**Prompt**
Within this material, state how many lines include the string "signature". Reply with the number only.
----------------------------------------
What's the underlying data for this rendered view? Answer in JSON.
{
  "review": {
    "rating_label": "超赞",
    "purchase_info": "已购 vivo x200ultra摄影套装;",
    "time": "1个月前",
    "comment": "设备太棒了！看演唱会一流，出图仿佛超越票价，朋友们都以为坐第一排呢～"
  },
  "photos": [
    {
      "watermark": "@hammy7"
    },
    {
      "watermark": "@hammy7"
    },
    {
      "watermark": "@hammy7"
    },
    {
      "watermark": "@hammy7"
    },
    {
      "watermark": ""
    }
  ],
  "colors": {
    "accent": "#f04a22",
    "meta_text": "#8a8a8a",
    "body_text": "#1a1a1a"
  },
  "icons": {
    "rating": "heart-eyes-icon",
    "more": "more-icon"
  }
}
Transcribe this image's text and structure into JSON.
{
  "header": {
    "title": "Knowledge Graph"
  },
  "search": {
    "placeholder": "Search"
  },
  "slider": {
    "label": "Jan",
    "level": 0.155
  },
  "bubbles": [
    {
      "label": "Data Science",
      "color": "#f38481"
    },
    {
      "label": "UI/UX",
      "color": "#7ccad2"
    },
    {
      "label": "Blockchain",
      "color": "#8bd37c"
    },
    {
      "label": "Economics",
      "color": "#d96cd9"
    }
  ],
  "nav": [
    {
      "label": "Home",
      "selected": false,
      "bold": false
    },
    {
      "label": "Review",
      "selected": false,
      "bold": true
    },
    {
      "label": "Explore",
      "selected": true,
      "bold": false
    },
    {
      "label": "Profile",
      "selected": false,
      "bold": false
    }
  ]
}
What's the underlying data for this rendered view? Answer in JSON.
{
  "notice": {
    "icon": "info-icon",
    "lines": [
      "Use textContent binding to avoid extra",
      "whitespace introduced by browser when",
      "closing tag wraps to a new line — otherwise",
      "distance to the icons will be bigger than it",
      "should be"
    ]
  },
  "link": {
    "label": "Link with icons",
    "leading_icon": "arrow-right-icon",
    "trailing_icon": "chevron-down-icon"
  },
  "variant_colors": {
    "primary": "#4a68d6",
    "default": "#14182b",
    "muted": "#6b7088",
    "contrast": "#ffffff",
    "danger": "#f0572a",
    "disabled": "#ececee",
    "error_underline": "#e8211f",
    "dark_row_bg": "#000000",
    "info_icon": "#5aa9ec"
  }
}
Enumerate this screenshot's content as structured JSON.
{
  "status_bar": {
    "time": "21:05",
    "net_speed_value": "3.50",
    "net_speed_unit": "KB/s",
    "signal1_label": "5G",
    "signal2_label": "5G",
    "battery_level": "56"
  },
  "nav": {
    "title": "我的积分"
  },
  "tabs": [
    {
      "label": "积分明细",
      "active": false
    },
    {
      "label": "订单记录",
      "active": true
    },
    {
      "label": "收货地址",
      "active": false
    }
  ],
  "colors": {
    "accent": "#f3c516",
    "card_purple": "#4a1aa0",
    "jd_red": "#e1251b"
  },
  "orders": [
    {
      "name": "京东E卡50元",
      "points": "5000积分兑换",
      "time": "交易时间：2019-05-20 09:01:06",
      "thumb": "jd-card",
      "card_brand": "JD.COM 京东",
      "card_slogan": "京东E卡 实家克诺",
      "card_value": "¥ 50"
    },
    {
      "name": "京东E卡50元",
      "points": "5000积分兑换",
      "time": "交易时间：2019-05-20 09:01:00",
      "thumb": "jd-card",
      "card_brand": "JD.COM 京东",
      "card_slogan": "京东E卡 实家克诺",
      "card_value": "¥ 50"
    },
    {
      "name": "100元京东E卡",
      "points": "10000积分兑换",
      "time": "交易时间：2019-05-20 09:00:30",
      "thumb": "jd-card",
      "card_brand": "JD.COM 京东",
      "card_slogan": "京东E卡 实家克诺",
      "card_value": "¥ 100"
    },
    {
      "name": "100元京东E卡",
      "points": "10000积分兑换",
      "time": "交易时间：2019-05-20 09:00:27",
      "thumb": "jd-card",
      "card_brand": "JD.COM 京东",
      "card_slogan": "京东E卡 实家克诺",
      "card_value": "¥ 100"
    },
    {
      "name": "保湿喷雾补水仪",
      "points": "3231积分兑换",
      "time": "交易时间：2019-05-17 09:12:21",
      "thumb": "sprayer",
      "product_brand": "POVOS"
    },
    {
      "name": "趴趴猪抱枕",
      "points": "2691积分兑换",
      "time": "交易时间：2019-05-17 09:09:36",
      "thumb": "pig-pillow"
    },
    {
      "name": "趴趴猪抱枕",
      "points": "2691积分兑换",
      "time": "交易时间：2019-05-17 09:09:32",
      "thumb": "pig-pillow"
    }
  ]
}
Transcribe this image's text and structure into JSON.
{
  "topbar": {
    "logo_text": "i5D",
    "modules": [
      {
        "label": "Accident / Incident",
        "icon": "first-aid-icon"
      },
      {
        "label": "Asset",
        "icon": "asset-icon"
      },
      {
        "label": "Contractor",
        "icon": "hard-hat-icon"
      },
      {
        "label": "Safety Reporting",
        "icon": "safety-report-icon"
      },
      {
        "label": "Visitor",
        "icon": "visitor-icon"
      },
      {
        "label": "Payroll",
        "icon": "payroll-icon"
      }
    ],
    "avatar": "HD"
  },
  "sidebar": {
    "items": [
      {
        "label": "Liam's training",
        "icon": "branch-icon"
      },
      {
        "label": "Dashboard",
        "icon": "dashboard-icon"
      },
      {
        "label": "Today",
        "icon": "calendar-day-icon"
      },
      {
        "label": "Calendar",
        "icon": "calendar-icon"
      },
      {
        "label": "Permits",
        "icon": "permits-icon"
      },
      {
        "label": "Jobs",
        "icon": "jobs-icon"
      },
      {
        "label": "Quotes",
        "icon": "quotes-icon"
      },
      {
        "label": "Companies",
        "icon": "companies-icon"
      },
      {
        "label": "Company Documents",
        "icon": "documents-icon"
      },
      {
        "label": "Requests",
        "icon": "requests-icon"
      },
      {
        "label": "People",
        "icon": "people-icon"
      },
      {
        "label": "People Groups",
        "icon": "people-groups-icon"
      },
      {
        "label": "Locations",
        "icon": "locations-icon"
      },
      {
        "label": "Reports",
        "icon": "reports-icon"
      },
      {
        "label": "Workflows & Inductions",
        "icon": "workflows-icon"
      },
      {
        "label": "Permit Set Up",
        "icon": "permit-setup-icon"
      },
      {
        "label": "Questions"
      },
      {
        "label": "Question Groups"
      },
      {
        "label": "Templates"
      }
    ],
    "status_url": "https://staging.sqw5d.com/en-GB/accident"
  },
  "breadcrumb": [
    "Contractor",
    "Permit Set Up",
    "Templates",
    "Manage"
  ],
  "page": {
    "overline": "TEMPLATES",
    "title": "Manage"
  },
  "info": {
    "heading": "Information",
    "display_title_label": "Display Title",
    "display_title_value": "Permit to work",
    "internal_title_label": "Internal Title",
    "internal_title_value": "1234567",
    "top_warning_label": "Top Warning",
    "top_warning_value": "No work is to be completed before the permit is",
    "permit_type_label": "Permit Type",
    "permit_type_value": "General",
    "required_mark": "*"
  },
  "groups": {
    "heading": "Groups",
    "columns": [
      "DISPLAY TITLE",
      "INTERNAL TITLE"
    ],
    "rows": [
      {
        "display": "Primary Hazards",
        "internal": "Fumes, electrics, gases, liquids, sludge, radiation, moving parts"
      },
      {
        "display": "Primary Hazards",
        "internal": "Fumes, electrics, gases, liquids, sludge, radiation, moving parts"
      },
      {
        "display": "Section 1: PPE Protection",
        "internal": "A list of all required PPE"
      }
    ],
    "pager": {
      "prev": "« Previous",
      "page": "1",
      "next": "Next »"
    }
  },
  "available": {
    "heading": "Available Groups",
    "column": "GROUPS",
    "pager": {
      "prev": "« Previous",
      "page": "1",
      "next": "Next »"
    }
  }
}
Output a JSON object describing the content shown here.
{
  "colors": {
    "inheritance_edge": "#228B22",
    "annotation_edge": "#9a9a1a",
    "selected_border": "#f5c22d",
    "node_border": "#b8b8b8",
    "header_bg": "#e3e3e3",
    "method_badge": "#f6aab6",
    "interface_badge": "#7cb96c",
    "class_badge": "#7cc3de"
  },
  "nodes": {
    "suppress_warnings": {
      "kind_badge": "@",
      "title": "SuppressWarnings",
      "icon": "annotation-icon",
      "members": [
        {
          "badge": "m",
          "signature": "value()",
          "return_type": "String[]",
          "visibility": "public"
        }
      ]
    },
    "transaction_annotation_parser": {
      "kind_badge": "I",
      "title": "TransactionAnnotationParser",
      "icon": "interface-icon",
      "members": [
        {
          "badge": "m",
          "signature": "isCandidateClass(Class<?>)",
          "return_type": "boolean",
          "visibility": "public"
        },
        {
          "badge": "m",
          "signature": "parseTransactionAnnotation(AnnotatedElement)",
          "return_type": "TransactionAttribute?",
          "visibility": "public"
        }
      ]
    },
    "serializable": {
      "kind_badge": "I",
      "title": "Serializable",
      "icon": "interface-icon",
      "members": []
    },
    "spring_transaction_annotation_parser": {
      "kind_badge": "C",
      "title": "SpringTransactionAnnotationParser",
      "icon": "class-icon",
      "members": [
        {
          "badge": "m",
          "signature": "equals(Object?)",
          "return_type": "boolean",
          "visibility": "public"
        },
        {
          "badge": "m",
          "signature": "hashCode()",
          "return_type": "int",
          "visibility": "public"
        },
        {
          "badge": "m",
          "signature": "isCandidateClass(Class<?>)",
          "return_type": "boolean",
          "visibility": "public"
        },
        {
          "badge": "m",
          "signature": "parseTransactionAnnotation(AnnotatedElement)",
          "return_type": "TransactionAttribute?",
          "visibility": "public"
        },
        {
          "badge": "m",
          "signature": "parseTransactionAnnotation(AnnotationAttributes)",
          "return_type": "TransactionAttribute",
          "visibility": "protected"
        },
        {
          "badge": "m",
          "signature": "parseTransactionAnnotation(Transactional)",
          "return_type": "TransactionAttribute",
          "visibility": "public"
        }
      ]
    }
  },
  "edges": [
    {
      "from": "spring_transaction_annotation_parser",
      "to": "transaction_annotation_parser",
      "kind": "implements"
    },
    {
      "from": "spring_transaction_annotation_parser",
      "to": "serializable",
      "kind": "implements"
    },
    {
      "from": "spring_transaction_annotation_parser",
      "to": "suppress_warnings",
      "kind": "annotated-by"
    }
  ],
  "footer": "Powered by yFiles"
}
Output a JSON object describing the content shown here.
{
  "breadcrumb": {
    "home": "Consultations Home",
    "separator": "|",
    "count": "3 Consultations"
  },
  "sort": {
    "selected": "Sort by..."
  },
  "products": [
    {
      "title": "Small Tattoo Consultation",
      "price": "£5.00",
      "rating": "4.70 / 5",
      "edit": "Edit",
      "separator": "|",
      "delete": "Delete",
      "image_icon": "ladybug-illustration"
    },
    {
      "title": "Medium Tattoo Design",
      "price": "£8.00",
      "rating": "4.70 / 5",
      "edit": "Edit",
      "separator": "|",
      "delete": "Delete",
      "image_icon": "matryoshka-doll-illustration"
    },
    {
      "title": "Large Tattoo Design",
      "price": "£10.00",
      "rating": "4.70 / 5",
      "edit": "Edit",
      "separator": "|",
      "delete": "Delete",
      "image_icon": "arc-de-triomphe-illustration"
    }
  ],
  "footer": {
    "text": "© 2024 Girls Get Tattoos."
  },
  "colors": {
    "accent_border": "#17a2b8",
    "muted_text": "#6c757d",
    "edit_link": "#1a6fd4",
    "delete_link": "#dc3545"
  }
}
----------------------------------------
**Answer below**
9